2189. Evaluation of Interventions Intended to Increase Lung Cancer Screening Rates: A Systematic Review and Meta-Analysis
Authors * Denotes Presenting Author
  1. Shina Satoh *; Donald and Barbara Zucker School of Medicine at Hofstra/Northwell; Staten Island University Hospital
  2. Stuart Cohen ; Donald and Barbara Zucker School of Medicine at Hofstra/Northwell; North Shore University Hospital
  3. Manav Shah; Donald and Barbara Zucker School of Medicine at Hofstra/Northwell
  4. Mitchell Sungelo; Donald and Barbara Zucker School of Medicine at Hofstra/Northwell; Staten Island University Hospital
  5. Louise Falzon ; The University of Sheffield
To summarize evidence on the effectiveness of interventions aimed at increasing lung cancer screening (LCS) rates.

Materials and Methods:
Databases including PubMed, Ovid, MEDLINE, EMBASE, The Cochrane Library, ClinicalTrials.gov, and Epistemonikos were searched to identify studies evaluating interventions aimed at increasing LCS rates in a healthcare facility setting. Studies with a prospective intervention and a comparator group, including randomized control trials (RCTs) and observational studies were included. Outcomes of interest were the rates of low-dose computed tomography (LDCT) performed (primary) and ordered (secondary) in the intervention versus the control groups. Two independent reviewers performed abstract/title and full-text screening, data extraction, and quality assessment with a third reviewer adjudicating any discrepancies. An intention-to-treat analysis was used to calculate relative risk (RR) for each study, which was employed as an effect size measure for meta-analyses. Subgroup analyses by intervention type, multistep versus single-step interventions, and decision aids (DA) versus non-DAs were performed. Data was pooled using a random-effects model. Multistep interventions were defined as those addressing multiple barriers throughout the patient’s course of care (e.g., establishing initial care, discussing and scheduling LCS, and ensuring follow-up care). Single-step interventions were those addressing barrier(s) at one point in care (e.g., DA for discussing and deciding to undergo LCS).

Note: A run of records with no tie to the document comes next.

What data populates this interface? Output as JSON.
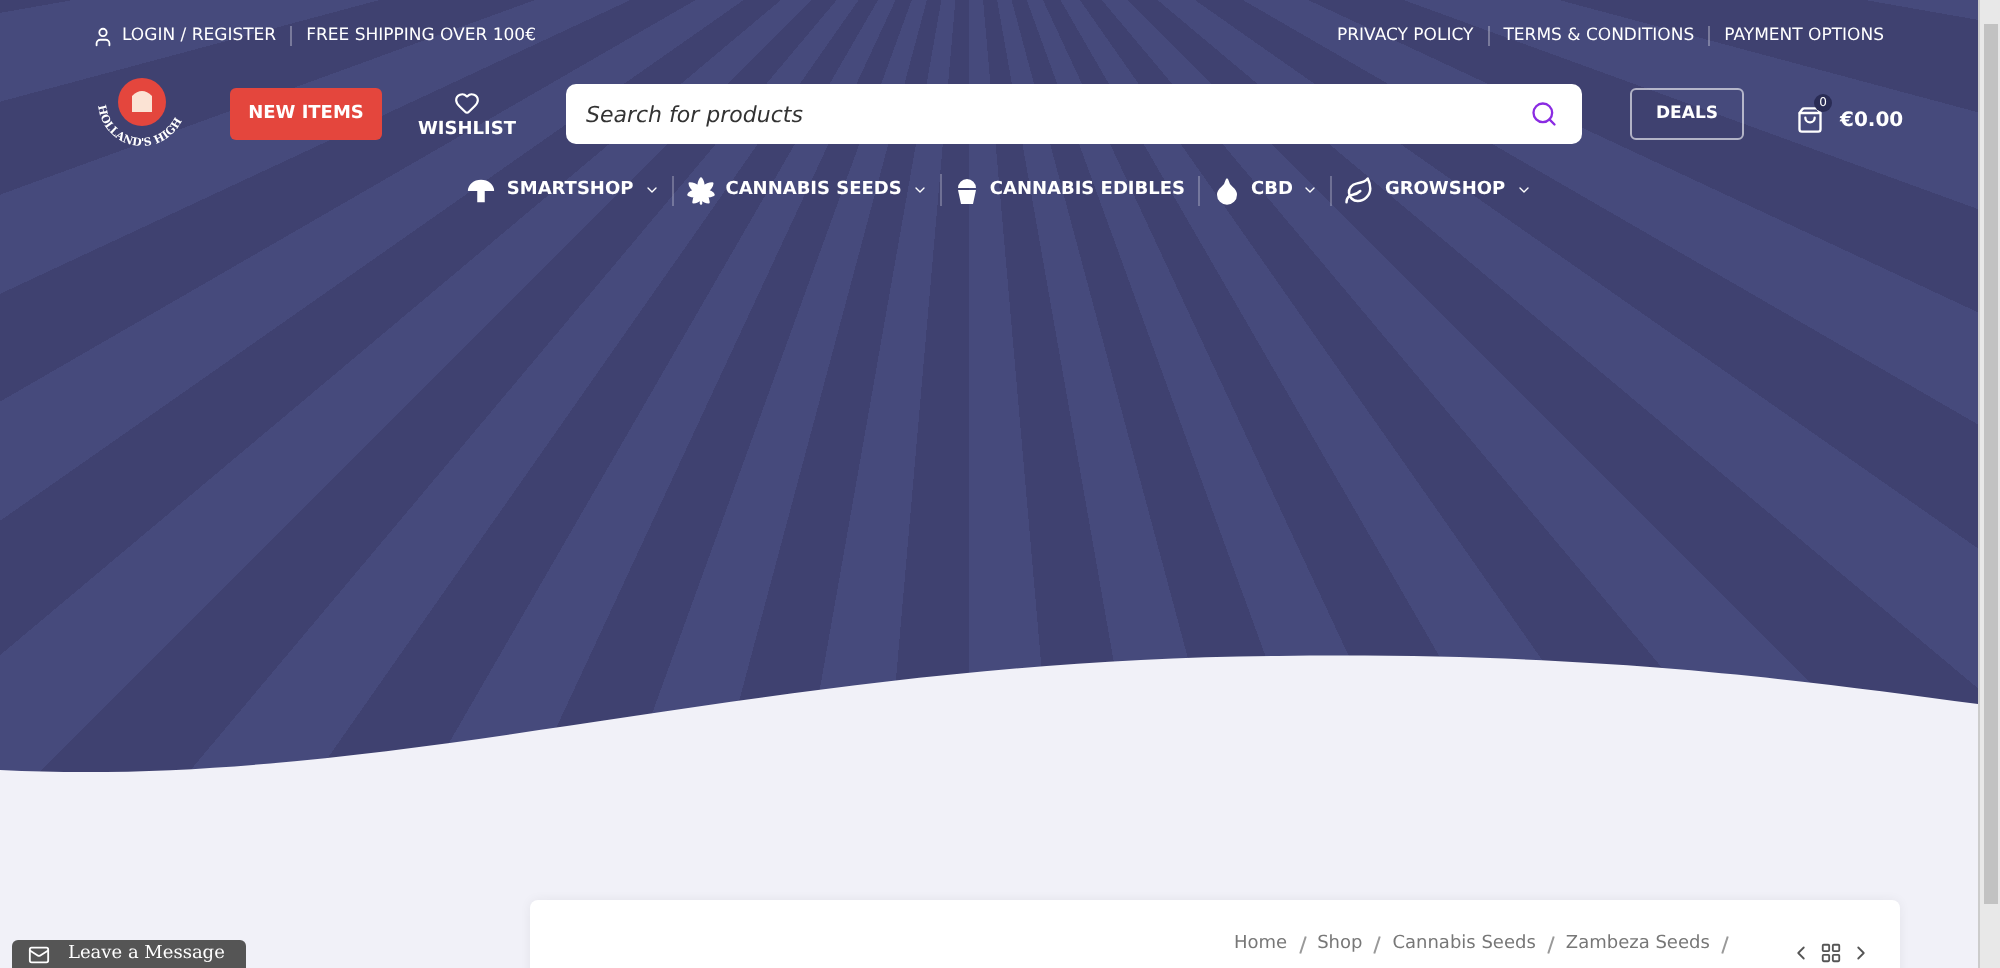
{
  "topbar": {
    "left": [
      {
        "kind": "account",
        "label": "LOGIN / REGISTER"
      },
      {
        "kind": "text",
        "label": "FREE SHIPPING OVER 100€"
      }
    ],
    "right": [
      "PRIVACY POLICY",
      "TERMS & CONDITIONS",
      "PAYMENT OPTIONS"
    ]
  },
  "header": {
    "logo": {
      "text": "HOLLAND'S HIGH"
    },
    "new_items": "NEW ITEMS",
    "wishlist": "WISHLIST",
    "search": {
      "placeholder": "Search for products"
    },
    "deals": "DEALS",
    "cart": {
      "count": "0",
      "total": "€0.00"
    }
  },
  "nav": [
    {
      "kind": "mushroom",
      "label": "SMARTSHOP",
      "has_dropdown": true
    },
    {
      "kind": "cannabis",
      "label": "CANNABIS SEEDS",
      "has_dropdown": true
    },
    {
      "kind": "cupcake",
      "label": "CANNABIS EDIBLES",
      "has_dropdown": false
    },
    {
      "kind": "drop",
      "label": "CBD",
      "has_dropdown": true
    },
    {
      "kind": "leaf",
      "label": "GROWSHOP",
      "has_dropdown": true
    }
  ],
  "breadcrumb": [
    "Home",
    "Shop",
    "Cannabis Seeds",
    "Zambeza Seeds"
  ],
  "chat": {
    "label": "Leave a Message"
  }
}
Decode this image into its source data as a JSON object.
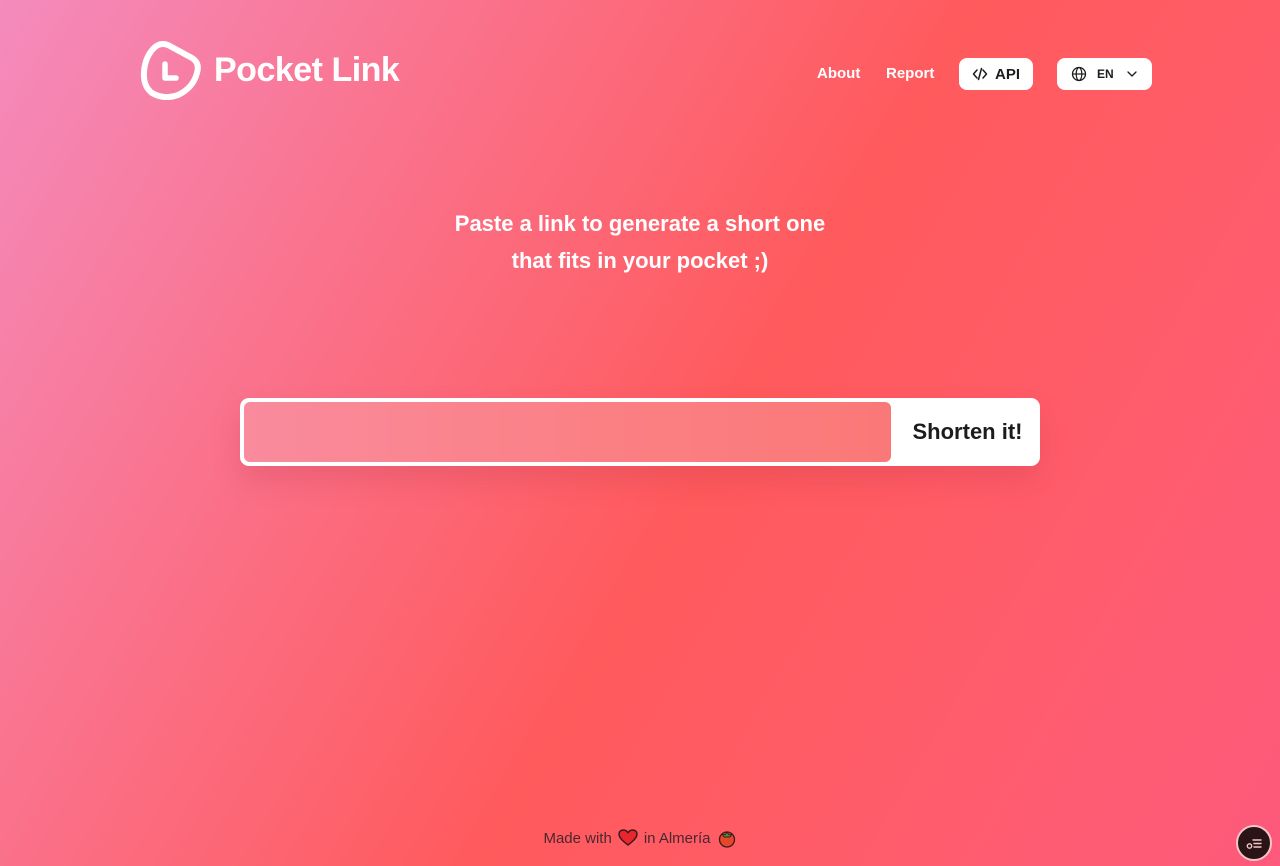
{
  "header": {
    "logo_text": "Pocket Link",
    "nav": {
      "about": "About",
      "report": "Report",
      "api": "API"
    },
    "language": {
      "selected": "EN"
    }
  },
  "hero": {
    "line1": "Paste a link to generate a short one",
    "line2": "that fits in your pocket ;)"
  },
  "form": {
    "input_value": "",
    "input_placeholder": "",
    "submit_label": "Shorten it!"
  },
  "footer": {
    "made_with": "Made with",
    "in_location": "in Almería"
  },
  "colors": {
    "accent_gradient_start": "#f48bbd",
    "accent_gradient_mid": "#ff5a5c",
    "button_bg": "#ffffff",
    "text_dark": "#1c1c1c"
  },
  "icons": {
    "logo": "pocket-link-logo-icon",
    "api": "code-icon",
    "language": "globe-icon",
    "dropdown": "chevron-down-icon",
    "heart": "heart-icon",
    "tomato": "tomato-icon",
    "corner": "settings-toggle-icon"
  }
}
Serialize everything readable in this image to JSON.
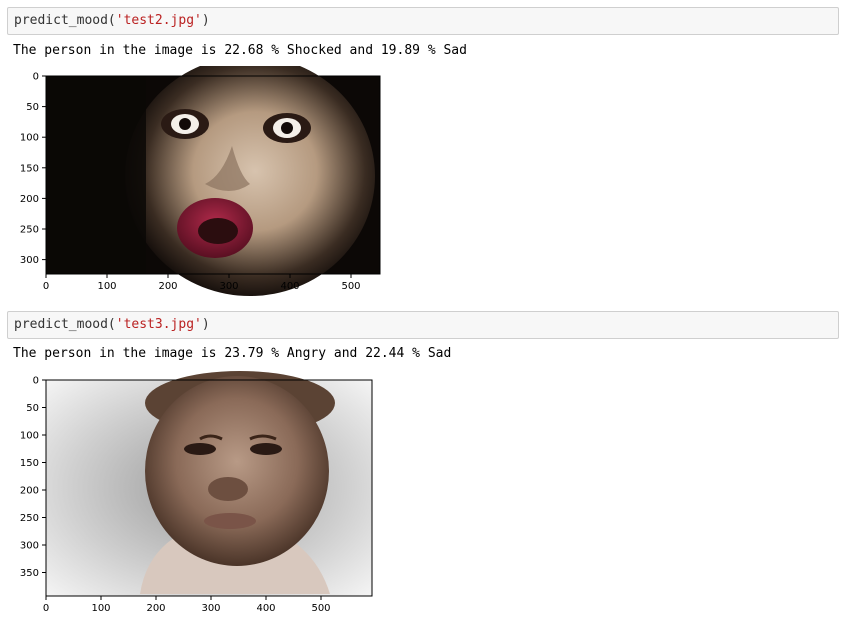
{
  "cells": [
    {
      "code": {
        "function": "predict_mood",
        "open": "(",
        "argument": "'test2.jpg'",
        "close": ")"
      },
      "output": "The person in the image is 22.68 % Shocked and 19.89 % Sad",
      "plot": {
        "x_ticks": [
          "0",
          "100",
          "200",
          "300",
          "400",
          "500"
        ],
        "y_ticks": [
          "0",
          "50",
          "100",
          "150",
          "200",
          "250",
          "300"
        ],
        "image_description": "woman with wide shocked eyes and open red lips"
      }
    },
    {
      "code": {
        "function": "predict_mood",
        "open": "(",
        "argument": "'test3.jpg'",
        "close": ")"
      },
      "output": "The person in the image is 23.79 % Angry and 22.44 % Sad",
      "plot": {
        "x_ticks": [
          "0",
          "100",
          "200",
          "300",
          "400",
          "500"
        ],
        "y_ticks": [
          "0",
          "50",
          "100",
          "150",
          "200",
          "250",
          "300",
          "350"
        ],
        "image_description": "young boy with a frowning face"
      }
    }
  ],
  "colors": {
    "string": "#ba2121",
    "input_bg": "#f7f7f7",
    "input_border": "#cfcfcf"
  }
}
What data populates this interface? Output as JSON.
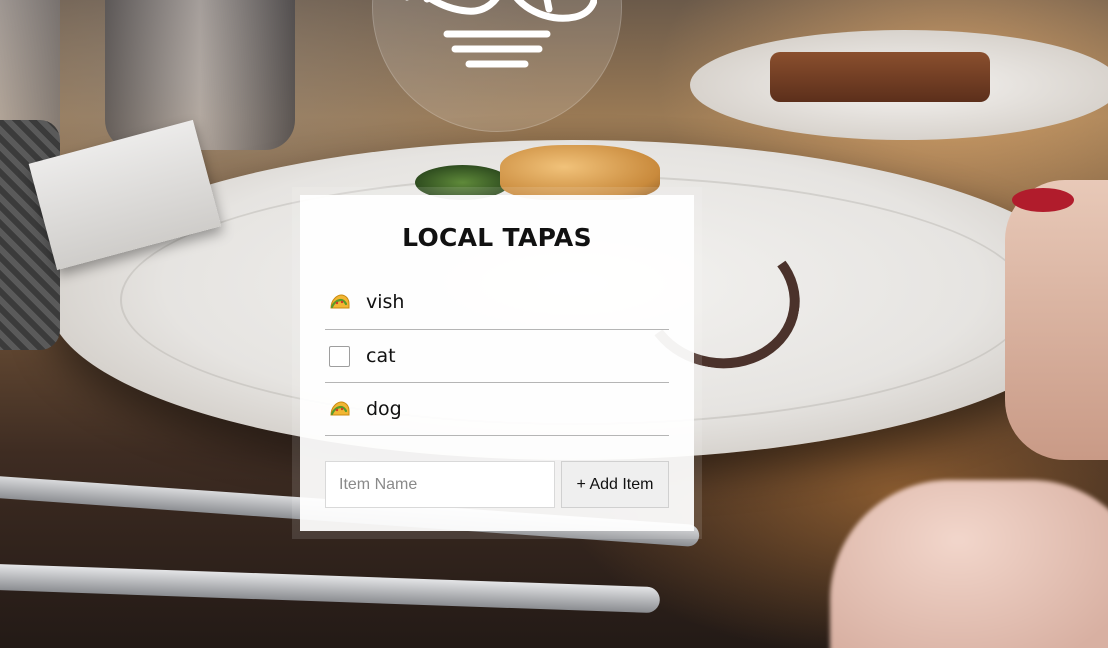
{
  "app": {
    "title": "LOCAL TAPAS"
  },
  "logo": {
    "icon": "fish-on-plate-icon"
  },
  "items": [
    {
      "label": "vish",
      "checked": true,
      "icon": "taco-icon"
    },
    {
      "label": "cat",
      "checked": false,
      "icon": "checkbox-icon"
    },
    {
      "label": "dog",
      "checked": true,
      "icon": "taco-icon"
    }
  ],
  "form": {
    "input_placeholder": "Item Name",
    "input_value": "",
    "add_button_label": "+ Add Item"
  },
  "colors": {
    "card_background": "#ffffff",
    "divider": "#b5b5b5",
    "taco_shell": "#f2b632",
    "taco_filling": "#5a9a2a"
  }
}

There were a total of 13 (n = 2761) studies that met final inclusion criteria for data extraction. Of these, 6 had results available, while 7 were ongoing studies with no results available to date. Interventions aimed at increasing rates of LCS LDCTs included patient navigation (n=1), outreach calls (n = 1), DAs (n = 3), and informational materials addressing psychological barriers to screening (n = 1). Overall, the proportion of screening LDCTs performed in the intervention groups did not improve compared to that of the comparator group (RR [95% CI] of 1.30 [0.74, 2.29]), and meta-analysis indicated high heterogeneity of studies (I^2 = 91%). Relative to control, multistep interventions resulted in higher proportion of LCS LDCTs performed (2.68 [1.77, 4.05]), while single-step interventions did not (0.99 [0.89, 1.10]; p < 0.01 for subgroup differences). Compared to control, DAs did not improve proportion of screening LDCTs performed (0.97 [0.75, 1.26]).

Few trials on LCS interventions exist. Emerging evidence suggests that multistep interventions (patient navigation and outreach calls) may be effective in increasing LDCT LCS.